If you own a can of WD40, you’re likely familiar with its many convenient uses. It’s a great product for use around the home for various tasks, including lubricating valves and sewing machine wheels for improved function, rust removal from tools, removing glue and paint from flooring, and other practical, helpful jobs. We’re here to show you one for your car you may not know about: how to check for vacuum leaks with WD40.
One of the best ways to use WD40 for your car is to detect a vacuum leak. A vacuum leak occurs when air travels into areas of the engine where it doesn’t belong, which can impact the intake manifold and severely damage the internal-combustion engine.
Think of your vehicle’s engine as an air pump, which intakes air and blends it with fuel, creating compression that creates ignition and results in a smooth function. This process is called internal combustion and requires a vacuum to maintain consistent power for your engine and other car components.
Common Symptoms of Vacuum Leaks
You may initially notice a few symptoms, which may indicate a vac leak and related issues that impact your vehicle.
- When there’s a vacuum leak, the engine will misfire, which leads to wasting a significant amount of fuel. If you notice your fuel is depleting quickly, this is likely a sign that the engine controller is compensating with the addition of more fuel to keep the engine running.
- If the check engine light is on, this is a sign that there’s an issue with the engine’s condition, which may involve a vacuum leak.
- You’ll experience a stalling engine due to excessive, unmetered air, which impacts the accuracy of your car’s sensors’ report.
- It’s common to experience other engine problems, including idling faster, taking longer to start, less efficiency during acceleration, and in severe situations, a complete shutdown. This is likely due to a significant intake leak when the engine fails and should be investigated immediately.
Any changes to your engine’s function, even minimal concerns, should be assessed immediately to determine the cause, which may involve a vacuum leak.
How to Use WD40 to Detect a Vacuum Leak
If you suspect a vacuum leak in your car, a can of WD40 is excellent to have on hand to determine if this is the culprit. When there’s a leak, a quick spray of the lubricant over the affected area will bubble, indicating air escaping from the vacuum.Buy on Amazon
Preparing Your Engine for Checking a Vacuum Leak

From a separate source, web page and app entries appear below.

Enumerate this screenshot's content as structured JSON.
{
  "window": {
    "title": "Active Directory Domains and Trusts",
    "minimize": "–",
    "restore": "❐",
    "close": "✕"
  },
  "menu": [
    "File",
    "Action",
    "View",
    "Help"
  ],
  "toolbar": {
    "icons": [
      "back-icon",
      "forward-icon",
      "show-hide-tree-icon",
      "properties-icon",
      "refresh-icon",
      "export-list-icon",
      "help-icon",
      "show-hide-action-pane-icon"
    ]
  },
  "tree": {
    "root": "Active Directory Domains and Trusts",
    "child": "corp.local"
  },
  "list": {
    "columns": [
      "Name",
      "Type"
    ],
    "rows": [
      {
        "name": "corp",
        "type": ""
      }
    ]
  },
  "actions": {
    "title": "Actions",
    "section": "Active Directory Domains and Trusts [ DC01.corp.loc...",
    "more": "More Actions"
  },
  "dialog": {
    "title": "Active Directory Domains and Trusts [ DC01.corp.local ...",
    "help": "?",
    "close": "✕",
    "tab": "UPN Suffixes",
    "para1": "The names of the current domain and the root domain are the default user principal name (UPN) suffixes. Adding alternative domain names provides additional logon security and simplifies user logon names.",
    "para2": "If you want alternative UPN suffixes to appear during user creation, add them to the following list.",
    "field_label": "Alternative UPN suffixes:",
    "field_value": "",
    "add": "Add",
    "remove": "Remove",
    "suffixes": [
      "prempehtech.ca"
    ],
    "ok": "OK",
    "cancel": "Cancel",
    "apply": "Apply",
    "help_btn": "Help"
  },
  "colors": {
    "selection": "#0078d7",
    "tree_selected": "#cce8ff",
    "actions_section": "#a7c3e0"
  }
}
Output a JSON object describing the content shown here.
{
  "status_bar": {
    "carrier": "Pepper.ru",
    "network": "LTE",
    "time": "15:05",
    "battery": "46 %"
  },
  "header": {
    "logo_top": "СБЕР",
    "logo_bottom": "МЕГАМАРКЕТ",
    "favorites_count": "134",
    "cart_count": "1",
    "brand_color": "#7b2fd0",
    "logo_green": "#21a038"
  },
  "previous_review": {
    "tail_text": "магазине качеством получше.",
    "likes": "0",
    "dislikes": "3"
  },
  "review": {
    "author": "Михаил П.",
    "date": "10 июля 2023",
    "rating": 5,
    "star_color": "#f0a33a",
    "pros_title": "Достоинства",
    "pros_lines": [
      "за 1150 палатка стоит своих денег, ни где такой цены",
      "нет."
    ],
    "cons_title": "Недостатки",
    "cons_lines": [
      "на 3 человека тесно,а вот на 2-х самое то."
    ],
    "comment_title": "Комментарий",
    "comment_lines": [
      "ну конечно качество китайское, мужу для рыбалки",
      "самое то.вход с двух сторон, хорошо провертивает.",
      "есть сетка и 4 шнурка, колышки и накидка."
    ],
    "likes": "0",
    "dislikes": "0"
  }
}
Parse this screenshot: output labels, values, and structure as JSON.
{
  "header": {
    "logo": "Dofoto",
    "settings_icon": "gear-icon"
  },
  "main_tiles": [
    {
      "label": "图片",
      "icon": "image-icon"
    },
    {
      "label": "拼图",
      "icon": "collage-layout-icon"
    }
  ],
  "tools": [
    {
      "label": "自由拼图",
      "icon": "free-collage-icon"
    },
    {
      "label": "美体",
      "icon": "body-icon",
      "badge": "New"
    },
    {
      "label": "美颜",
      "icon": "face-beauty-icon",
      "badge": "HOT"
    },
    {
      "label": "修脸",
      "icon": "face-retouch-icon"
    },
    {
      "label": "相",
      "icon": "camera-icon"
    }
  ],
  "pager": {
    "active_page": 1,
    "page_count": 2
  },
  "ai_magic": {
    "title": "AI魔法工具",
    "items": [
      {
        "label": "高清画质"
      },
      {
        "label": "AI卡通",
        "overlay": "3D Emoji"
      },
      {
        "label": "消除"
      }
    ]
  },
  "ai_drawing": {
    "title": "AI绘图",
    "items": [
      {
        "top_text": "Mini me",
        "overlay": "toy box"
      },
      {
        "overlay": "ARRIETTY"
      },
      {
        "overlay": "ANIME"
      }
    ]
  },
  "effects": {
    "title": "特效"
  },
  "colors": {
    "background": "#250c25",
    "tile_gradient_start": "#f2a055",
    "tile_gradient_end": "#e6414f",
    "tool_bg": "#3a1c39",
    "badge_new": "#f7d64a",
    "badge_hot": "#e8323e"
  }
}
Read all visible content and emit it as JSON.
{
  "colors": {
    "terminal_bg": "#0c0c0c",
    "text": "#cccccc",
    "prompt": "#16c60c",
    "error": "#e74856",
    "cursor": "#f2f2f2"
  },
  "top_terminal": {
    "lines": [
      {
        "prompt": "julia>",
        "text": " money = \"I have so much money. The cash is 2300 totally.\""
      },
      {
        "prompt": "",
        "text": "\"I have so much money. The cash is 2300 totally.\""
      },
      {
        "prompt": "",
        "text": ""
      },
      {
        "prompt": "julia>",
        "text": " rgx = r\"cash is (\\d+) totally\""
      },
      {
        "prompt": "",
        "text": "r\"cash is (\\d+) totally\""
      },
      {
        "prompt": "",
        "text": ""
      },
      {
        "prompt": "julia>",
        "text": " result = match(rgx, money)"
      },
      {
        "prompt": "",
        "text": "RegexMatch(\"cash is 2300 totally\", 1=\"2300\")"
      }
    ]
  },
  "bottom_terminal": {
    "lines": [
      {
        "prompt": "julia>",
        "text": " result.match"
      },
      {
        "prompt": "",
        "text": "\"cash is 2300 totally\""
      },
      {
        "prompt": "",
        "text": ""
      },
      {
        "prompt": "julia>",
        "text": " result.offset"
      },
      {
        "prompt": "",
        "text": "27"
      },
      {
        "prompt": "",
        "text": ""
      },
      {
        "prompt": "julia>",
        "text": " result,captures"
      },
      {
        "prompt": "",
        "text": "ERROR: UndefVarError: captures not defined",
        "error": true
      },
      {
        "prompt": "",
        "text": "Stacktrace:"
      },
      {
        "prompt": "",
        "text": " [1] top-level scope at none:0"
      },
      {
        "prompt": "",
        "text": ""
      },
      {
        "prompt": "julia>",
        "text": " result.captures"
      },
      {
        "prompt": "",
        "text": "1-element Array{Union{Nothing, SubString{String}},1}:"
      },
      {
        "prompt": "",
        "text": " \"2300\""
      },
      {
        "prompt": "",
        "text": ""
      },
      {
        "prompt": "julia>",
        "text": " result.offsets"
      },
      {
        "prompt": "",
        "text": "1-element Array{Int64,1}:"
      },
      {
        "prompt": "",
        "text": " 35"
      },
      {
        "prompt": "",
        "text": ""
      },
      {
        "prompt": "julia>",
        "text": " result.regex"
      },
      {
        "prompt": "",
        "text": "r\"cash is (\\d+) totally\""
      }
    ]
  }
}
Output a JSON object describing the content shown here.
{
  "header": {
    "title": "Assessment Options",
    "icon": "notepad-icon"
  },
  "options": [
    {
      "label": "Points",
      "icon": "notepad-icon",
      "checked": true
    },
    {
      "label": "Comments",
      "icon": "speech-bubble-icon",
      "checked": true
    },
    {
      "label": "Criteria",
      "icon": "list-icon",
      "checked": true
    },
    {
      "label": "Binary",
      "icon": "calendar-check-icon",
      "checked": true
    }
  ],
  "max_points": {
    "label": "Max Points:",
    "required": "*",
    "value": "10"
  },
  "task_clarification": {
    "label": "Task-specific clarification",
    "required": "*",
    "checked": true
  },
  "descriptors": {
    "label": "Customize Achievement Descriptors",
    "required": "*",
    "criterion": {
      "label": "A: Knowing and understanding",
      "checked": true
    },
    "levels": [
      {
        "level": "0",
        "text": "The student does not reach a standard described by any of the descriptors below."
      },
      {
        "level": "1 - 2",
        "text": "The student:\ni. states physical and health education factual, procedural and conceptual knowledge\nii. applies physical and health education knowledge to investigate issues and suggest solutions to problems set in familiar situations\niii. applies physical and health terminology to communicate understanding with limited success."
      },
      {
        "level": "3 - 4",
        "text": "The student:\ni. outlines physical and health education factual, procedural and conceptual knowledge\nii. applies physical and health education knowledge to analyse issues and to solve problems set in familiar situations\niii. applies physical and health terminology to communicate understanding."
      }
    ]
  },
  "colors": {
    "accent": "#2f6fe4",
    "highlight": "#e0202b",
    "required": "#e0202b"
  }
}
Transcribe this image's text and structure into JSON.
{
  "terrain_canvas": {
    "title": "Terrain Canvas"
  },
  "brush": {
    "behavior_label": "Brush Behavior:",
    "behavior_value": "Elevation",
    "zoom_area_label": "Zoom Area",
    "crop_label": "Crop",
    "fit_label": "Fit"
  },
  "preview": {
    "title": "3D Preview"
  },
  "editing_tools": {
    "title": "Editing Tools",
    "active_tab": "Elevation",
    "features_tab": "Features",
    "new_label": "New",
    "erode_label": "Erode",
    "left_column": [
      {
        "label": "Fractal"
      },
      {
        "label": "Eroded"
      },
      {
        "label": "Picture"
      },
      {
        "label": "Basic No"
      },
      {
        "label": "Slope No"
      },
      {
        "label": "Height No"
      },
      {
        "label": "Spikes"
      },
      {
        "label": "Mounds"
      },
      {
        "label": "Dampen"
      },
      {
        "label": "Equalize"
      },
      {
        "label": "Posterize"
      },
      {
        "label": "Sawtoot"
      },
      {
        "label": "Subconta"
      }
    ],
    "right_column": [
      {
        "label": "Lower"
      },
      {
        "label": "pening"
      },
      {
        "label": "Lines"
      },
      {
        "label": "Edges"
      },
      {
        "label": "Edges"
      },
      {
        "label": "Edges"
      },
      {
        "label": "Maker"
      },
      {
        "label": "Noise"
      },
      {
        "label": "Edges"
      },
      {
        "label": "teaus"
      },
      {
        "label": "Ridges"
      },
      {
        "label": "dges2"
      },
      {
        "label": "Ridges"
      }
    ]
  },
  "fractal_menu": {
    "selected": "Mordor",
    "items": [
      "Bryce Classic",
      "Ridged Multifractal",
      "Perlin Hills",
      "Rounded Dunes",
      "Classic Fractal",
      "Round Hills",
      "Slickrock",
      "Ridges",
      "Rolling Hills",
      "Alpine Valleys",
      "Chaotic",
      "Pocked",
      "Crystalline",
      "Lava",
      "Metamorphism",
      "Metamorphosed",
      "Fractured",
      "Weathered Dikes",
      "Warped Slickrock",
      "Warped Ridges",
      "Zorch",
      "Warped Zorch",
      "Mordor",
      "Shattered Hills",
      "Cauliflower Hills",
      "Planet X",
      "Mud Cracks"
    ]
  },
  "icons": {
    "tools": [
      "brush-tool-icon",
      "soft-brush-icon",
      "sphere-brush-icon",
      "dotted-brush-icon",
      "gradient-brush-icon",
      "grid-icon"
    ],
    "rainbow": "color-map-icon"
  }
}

Before you begin, it’s essential to ensure that your vehicle’s engine is completely cooled down and the emergency brake system is engaged. It’s also crucial that your car is parked on a level surface, and you should always wear protective equipment, including eyewear, gloves and clothing, as WD40 is flammable and must be used with caution.
Step-By-Step Process to Check for Vacuum Leaks
When you’re ready to investigate your vacuum for leaks, keep a diagram of the vacuum hose to refer to so that you can determine where the lines are in your vehicle. It’s also vital to have a service manual for your vehicle’s engine and take note of any precautions before you start.
- Referring to the diagram, locate the vacuum lines and review both ends of the vacuum hoses to ensure no tearing, blockages or cracks.
- If your vacuum lines aren’t broken or damaged, installing a replacement fuel or vacuum hose is crucial to ensure they do not harden and break, which happens over time. This wear and tear occur due to the vehicle’s hood temperature, which impacts the condition of vacuum hoses.
- If your vacuum lines do not appear to be damaged or broken, you’ll want to check further to find more minor cracks or leaks that may not readily appear. Using your WD40 cleaner, spray short bursts where you suspect a leak.
- After spraying a localized area, start the engine, and allow it to go idle. Take precautions during this step since WD40 is flammable, and keep a distance from the area during this process. If the engine’s idle speed increases and doesn’t run smoothly, this may indicate a leak.
- Continue to observe the engine and inspect other engine areas using the WD40, including the intake manifold plenum and base gasket. The gasket will fail if the engine speed increases, which is essential to note.
- Inspect the EVAP control solenoids, valves and connections while continuing to watch the engine’s speed. Continue to spray other areas to look for leaks.
- Spray the WD40 around the brake booster to check for leaks. This part uses a significant amount of vacuum and may contain a leak.
- Check the small vacuum tubes for broken pieces and more minor cracks that may have been previously missed. These are connected to the car’s AC and heating system.
- If you find a broken or damaged part of the vacuum tube, use a smaller vacuum line to repair and restore the function of the AC, defroster and heating system.
If you’re familiar with checking your vehicle regularly, you may find a vacuum leak quickly. It’s not uncommon to find a leak following an extreme change in temperature, other damage around the vacuum hoses, or long-term use that can lead to becoming brittle and more likely to break.
By regularly checking your car’s vacuum hose and engine for leaks, you’ll help prevent further damage and unnecessary repairs in the long term.